START DATA SUPPLIED
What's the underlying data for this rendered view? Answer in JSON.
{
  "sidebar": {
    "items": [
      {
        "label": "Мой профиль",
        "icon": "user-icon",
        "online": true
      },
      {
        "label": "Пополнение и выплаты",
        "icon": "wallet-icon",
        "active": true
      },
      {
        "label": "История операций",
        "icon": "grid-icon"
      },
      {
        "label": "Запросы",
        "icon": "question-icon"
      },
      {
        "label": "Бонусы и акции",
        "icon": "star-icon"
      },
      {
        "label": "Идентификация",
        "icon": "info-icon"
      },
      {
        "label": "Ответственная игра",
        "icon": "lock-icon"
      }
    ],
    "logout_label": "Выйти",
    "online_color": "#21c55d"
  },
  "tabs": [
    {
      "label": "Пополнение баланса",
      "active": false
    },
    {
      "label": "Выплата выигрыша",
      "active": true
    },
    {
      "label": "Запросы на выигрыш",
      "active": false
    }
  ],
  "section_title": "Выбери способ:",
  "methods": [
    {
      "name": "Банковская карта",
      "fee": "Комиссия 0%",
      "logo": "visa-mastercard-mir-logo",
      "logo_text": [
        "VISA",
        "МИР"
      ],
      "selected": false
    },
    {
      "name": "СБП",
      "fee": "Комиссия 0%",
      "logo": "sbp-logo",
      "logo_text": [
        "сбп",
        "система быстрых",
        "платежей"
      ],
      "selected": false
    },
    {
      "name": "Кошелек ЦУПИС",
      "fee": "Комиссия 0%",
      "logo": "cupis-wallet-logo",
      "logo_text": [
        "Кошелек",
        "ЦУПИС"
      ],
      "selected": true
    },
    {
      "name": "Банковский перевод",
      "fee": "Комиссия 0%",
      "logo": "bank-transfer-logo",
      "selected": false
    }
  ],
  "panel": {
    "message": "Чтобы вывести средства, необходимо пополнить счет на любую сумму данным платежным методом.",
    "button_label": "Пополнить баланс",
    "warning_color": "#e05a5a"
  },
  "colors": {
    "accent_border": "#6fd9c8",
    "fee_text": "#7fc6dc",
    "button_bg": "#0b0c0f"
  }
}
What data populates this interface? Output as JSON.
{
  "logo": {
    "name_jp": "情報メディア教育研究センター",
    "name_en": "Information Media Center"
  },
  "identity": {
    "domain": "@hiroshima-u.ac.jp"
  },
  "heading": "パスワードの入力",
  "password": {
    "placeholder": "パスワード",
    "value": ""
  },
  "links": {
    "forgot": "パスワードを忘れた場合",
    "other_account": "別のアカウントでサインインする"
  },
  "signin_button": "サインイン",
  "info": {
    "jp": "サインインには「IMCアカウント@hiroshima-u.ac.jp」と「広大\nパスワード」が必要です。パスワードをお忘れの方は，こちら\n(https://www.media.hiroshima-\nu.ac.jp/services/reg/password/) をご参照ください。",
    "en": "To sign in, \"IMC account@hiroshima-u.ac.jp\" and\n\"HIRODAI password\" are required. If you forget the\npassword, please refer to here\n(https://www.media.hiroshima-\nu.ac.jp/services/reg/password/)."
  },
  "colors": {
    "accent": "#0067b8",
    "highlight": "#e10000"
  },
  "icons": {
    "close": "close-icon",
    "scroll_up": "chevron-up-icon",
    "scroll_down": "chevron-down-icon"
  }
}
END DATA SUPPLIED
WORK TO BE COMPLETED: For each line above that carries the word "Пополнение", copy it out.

ANSWER TO THIS TASK:
        "label": "Пополнение и выплаты",
      "label": "Пополнение баланса",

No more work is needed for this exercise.